“You have people here who are genuine and want a better life and greater sustainability for their families,” she said.

Percy Turner coaches youth baseball in Jefferson County, Mississippi. (Submitted by Percy Turner)

With few job options, Buck’s nephew Percy Turner, 29, took a traveling union job doing carpentry for the nuclear energy industry. The pay is good, but he’s away from home three to four months at a time.

“I’m blessed to be able to have a job. I might be away from home. I might not get to see them, but I know this: The lights are on,” he said.

After his dad died, Turner became financially responsible for his mother and sisters. In order to help his 6-year-old nephew get ready for the school year, Turner had to take vacation time to be at home.

Percy Turner, a youth baseball coach in Jefferson County, turns this grass area into a baseball field. He brings his own bases and paints the lines each time. “The struggle is real,” he said. (Submitted by Percy Turner)

Turner said he would love to have better employment options so he can stay in the area. New developments in Jefferson County would give him that chance. Even though he holds a master’s degree in sports administration, Turner said he’s open to good-paying construction jobs.

It would mean more time with family and the nonprofit youth baseball league he started. There’s no baseball field, so his team uses a grassy area and Turner brings the bases.

“It’s a struggle being from Jefferson County. I don’t know why we are so passionate about staying there,” he said. “We are trying our best.”

InvestigateTV analyzed data compiled by the U.S. Census Bureau and used the government’s standards for eligible Opportunity Zones. The margin of error was not factored in because it is not used in the selection process.

Copyright 2019 InvestigateTV & Gray Media Group, Inc. All rights reserved.

Jamie Grey

Jamie Grey

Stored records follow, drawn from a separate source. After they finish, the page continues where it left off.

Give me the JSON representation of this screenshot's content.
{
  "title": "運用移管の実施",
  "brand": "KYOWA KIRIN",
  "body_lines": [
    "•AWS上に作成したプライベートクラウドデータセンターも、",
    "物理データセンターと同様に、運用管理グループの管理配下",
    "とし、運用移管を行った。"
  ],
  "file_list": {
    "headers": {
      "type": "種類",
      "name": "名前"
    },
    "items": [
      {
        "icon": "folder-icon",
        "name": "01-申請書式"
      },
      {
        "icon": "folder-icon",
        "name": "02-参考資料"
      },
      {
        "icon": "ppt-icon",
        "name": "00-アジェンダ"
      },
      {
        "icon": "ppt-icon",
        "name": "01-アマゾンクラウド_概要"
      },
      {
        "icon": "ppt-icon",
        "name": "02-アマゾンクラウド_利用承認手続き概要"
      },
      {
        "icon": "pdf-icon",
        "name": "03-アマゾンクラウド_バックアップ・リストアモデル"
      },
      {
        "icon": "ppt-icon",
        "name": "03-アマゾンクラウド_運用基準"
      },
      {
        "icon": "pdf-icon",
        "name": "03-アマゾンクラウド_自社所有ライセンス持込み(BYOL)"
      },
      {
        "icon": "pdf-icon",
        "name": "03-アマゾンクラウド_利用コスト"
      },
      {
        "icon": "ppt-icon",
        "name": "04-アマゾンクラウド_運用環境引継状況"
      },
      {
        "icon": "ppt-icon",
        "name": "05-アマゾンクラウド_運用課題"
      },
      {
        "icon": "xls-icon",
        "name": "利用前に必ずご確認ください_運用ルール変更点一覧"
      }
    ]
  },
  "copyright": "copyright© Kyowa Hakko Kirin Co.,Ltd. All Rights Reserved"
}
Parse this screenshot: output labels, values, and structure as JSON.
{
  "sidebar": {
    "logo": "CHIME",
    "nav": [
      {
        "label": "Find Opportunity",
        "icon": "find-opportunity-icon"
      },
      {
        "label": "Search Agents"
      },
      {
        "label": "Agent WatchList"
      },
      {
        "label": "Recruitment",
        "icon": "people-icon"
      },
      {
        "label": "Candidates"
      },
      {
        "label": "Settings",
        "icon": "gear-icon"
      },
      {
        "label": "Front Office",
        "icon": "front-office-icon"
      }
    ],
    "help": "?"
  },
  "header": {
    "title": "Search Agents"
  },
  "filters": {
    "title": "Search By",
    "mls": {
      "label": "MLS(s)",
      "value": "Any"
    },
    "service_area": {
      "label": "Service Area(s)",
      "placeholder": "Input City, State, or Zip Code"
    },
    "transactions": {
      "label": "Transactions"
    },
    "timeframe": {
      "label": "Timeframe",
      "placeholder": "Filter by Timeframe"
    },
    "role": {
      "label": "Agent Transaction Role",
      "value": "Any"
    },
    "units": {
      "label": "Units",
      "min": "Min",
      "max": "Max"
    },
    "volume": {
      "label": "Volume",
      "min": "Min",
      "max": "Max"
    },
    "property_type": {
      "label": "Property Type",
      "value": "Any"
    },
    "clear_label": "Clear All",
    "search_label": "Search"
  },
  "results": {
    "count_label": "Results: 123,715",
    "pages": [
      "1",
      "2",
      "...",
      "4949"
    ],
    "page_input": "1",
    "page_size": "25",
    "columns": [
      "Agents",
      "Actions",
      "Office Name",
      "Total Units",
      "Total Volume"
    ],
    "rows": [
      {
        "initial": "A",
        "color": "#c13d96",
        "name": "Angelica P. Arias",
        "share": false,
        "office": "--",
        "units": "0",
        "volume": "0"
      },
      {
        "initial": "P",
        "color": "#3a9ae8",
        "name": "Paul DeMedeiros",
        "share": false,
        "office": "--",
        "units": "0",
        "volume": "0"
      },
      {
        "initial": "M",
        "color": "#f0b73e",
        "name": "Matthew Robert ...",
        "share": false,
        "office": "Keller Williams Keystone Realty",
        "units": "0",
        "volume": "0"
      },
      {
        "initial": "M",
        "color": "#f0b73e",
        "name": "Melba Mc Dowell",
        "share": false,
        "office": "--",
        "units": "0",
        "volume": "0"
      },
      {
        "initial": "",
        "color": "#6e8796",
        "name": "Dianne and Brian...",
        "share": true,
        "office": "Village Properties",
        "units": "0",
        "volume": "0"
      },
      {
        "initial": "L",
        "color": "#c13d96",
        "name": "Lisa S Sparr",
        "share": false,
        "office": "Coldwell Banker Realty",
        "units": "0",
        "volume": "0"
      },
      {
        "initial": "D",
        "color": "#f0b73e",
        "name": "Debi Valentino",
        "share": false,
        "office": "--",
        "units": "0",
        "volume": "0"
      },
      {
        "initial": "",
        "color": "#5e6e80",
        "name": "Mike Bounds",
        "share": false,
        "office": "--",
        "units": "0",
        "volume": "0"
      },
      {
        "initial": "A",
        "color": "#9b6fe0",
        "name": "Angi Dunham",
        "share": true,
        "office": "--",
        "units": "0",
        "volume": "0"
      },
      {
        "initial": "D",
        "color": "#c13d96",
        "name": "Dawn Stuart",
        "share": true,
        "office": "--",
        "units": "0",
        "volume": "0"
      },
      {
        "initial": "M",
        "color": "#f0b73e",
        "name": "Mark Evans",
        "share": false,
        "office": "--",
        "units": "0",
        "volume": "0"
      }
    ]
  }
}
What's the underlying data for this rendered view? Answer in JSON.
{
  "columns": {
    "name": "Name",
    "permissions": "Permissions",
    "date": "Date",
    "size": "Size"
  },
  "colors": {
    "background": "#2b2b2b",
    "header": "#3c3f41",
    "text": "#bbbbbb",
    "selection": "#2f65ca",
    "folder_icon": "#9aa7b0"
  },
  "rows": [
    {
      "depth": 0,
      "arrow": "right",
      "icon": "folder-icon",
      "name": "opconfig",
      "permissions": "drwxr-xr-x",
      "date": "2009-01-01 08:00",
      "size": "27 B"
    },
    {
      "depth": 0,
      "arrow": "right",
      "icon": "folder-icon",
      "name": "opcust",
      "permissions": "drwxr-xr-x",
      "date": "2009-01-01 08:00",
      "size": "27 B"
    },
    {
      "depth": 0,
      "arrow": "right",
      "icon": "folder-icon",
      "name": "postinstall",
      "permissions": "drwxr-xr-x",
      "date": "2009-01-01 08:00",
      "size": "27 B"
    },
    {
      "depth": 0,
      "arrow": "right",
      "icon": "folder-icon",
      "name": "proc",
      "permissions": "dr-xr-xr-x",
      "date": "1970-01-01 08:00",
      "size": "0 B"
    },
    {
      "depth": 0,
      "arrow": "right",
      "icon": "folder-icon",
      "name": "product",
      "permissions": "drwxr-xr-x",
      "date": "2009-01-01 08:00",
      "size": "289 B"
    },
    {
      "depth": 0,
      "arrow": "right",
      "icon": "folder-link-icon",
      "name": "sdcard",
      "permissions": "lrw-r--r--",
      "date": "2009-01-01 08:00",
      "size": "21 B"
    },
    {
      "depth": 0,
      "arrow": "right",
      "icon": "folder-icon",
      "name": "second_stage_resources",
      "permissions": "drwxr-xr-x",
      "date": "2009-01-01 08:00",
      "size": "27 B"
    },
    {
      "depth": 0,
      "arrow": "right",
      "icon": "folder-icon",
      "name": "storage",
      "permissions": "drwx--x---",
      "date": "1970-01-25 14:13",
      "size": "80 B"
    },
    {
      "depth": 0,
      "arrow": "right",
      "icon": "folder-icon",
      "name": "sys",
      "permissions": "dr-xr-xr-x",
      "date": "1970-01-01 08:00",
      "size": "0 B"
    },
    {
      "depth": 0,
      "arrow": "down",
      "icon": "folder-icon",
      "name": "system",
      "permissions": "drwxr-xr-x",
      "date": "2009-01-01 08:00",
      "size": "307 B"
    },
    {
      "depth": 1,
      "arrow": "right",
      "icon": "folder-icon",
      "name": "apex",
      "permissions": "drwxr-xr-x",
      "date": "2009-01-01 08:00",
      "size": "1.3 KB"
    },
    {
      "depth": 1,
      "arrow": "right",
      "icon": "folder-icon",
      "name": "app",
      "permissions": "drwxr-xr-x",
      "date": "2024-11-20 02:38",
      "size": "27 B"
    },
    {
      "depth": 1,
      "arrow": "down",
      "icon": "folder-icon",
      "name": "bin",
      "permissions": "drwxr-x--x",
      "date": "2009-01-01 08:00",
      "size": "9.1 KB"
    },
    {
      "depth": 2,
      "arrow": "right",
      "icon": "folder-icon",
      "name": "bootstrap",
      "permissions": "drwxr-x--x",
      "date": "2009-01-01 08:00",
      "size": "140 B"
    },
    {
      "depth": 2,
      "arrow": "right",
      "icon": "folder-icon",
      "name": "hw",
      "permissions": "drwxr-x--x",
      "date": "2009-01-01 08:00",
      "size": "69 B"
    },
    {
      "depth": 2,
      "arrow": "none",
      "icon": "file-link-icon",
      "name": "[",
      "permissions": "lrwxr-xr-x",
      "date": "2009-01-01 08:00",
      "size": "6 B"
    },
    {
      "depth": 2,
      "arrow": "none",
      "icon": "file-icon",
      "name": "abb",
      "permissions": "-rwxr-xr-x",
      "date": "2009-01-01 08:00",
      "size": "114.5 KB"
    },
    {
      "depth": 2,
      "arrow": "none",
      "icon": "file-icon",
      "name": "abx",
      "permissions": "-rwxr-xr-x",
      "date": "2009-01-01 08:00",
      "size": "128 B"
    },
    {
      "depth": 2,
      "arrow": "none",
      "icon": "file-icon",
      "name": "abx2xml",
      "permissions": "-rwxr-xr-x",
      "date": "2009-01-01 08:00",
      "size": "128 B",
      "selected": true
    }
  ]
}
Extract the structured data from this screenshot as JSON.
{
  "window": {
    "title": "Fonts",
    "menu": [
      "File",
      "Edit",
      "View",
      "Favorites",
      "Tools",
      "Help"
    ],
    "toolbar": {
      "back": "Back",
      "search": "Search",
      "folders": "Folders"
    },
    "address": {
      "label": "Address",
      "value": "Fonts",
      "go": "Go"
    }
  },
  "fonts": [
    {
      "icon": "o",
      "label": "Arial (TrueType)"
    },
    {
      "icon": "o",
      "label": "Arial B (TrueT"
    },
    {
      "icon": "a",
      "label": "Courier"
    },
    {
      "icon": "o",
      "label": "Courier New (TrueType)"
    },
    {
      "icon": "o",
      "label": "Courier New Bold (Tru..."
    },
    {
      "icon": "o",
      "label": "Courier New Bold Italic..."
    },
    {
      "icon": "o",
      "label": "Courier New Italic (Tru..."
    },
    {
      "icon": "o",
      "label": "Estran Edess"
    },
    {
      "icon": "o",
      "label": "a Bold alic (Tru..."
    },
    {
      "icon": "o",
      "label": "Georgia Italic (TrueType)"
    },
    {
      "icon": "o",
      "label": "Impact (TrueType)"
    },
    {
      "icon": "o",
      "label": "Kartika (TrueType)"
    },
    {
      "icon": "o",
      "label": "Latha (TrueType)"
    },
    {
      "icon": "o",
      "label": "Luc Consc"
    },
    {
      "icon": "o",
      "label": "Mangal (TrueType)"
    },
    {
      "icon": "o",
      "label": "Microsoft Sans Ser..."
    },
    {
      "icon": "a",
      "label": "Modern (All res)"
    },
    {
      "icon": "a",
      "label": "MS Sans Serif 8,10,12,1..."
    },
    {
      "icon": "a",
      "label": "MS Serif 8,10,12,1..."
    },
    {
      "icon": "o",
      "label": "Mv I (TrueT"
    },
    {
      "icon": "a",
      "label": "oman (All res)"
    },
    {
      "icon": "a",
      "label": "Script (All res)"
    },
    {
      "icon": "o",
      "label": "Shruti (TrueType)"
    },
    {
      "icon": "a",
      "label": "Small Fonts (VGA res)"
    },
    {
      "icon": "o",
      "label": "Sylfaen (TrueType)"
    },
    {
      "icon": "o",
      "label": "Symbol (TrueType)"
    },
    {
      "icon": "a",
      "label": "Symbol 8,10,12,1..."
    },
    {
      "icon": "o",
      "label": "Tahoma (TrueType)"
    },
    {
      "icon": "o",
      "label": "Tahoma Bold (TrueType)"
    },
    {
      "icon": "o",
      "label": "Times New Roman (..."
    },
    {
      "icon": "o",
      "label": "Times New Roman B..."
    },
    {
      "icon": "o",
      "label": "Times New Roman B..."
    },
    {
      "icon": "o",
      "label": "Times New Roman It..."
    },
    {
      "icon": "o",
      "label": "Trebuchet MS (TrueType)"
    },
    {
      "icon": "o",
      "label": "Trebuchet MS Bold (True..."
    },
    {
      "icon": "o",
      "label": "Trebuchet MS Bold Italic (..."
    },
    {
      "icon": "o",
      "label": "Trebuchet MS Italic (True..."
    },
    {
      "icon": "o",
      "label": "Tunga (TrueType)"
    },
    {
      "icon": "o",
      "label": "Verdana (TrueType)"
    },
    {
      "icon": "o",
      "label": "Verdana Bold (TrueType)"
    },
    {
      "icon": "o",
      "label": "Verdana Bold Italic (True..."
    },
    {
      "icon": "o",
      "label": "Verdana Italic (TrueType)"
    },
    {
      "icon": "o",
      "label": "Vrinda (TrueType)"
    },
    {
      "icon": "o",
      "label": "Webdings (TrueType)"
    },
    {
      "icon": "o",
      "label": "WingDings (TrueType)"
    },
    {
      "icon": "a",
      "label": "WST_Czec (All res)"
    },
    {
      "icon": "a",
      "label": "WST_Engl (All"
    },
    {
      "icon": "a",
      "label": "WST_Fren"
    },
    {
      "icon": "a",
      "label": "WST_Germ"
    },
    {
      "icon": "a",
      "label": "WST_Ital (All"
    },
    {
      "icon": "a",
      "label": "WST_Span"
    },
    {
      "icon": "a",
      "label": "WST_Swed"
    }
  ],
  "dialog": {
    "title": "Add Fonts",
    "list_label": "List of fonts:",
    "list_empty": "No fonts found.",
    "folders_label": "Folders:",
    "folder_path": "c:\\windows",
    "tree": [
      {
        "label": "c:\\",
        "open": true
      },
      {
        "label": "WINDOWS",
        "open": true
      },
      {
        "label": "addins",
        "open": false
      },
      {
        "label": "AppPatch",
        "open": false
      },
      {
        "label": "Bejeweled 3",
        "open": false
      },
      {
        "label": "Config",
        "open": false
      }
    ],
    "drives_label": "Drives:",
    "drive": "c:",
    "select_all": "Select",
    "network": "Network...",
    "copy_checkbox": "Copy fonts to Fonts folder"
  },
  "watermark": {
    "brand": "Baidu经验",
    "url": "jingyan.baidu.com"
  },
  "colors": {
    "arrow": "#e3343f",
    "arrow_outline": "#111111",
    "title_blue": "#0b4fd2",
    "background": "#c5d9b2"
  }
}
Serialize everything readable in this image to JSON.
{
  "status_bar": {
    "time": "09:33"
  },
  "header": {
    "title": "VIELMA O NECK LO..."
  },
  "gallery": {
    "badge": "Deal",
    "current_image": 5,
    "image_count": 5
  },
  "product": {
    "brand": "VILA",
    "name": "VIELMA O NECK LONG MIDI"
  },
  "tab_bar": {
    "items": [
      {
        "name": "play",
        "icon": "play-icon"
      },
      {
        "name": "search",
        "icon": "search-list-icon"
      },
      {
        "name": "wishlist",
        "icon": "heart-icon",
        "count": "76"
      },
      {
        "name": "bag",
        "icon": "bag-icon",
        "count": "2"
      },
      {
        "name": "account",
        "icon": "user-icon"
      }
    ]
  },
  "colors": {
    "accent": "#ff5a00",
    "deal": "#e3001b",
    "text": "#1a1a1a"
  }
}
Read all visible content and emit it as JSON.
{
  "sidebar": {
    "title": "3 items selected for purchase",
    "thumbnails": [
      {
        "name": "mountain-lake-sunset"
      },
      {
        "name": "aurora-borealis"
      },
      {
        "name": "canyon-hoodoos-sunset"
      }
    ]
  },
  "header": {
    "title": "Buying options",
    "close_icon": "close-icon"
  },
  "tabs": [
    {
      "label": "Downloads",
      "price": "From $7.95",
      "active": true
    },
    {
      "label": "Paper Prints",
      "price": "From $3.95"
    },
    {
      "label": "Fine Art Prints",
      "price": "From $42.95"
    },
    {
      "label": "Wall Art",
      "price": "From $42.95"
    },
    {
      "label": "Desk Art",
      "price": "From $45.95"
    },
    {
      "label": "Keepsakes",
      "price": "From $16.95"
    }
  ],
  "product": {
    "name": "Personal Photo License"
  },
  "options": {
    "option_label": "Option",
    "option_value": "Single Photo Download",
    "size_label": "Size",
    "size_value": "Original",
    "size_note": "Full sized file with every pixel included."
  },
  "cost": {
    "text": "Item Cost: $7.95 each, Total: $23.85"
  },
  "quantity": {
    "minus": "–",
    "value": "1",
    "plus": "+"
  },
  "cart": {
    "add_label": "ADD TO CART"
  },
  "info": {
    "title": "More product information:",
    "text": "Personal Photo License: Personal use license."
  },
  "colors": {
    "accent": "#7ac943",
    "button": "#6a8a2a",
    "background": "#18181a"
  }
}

Jamie is InvestigateTV's managing editor. She coordinates content and produces stories with a particular passion for digging into government programs and waste, health care policy and education.